Action item: Check each line of the entries below for the string "should"; copy every line where it appears.

Element data from apps and pages
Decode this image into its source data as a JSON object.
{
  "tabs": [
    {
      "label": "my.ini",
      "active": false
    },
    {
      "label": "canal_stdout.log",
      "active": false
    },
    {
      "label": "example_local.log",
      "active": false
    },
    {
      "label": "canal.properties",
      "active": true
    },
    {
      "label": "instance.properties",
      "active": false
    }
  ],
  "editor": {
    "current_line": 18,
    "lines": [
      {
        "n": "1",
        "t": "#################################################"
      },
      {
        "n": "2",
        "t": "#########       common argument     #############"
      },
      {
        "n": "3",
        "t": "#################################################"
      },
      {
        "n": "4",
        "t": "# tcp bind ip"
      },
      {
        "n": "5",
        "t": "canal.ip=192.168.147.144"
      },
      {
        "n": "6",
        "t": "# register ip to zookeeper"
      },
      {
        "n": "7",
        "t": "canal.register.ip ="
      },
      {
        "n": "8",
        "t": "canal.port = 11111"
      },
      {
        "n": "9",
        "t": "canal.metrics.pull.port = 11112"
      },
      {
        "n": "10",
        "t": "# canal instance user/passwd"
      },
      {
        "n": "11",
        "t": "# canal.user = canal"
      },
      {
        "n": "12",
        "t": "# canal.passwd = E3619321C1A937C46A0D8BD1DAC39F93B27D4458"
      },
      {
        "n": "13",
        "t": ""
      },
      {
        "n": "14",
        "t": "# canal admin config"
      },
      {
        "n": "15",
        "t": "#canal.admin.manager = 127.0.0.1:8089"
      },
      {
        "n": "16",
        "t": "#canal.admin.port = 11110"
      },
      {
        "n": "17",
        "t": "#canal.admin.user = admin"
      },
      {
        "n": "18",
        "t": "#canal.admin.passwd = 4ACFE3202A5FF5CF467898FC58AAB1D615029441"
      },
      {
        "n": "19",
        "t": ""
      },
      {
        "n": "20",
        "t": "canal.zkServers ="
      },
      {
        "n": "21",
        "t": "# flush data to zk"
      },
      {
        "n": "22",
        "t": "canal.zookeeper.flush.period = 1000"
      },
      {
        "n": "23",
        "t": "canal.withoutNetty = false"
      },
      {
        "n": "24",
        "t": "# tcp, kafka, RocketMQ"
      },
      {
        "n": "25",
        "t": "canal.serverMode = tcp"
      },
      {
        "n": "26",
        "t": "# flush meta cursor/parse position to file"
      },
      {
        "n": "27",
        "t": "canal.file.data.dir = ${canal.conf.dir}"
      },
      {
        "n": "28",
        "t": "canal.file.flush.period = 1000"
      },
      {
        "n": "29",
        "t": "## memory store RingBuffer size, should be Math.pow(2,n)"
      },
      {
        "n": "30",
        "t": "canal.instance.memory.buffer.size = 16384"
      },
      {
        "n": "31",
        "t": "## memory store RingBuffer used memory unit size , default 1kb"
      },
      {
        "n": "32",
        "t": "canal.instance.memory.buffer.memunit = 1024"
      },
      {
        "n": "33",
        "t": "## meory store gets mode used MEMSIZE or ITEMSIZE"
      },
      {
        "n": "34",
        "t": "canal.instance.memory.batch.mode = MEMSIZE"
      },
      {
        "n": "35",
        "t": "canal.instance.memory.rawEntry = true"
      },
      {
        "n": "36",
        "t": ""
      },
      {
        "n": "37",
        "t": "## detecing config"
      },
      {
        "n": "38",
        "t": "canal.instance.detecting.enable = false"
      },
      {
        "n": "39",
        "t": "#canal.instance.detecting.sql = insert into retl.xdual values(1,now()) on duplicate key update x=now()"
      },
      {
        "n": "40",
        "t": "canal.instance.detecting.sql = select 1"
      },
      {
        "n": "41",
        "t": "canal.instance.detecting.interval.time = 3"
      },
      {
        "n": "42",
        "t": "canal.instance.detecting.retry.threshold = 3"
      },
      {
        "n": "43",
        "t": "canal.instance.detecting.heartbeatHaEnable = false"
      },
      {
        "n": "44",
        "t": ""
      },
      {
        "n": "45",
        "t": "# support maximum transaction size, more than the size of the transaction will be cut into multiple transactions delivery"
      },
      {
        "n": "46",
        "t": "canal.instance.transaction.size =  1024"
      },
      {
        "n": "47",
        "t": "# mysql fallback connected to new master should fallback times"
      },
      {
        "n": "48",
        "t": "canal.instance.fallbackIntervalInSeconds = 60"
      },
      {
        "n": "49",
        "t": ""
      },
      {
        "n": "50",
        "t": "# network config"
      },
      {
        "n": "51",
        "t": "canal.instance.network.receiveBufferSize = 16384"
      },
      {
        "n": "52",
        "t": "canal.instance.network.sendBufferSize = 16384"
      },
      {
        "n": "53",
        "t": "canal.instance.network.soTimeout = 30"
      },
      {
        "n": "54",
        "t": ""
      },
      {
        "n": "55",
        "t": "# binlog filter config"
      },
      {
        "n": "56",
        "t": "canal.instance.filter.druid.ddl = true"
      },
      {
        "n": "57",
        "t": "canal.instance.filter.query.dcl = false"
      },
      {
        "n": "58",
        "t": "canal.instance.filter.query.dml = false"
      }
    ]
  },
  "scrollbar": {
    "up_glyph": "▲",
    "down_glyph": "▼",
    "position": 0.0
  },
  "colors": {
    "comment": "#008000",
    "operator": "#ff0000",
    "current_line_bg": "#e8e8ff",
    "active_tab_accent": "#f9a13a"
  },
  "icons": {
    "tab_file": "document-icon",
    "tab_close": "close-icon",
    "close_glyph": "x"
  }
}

Answer section:
        "t": "## memory store RingBuffer size, should be Math.pow(2,n)"
        "t": "# mysql fallback connected to new master should fallback times"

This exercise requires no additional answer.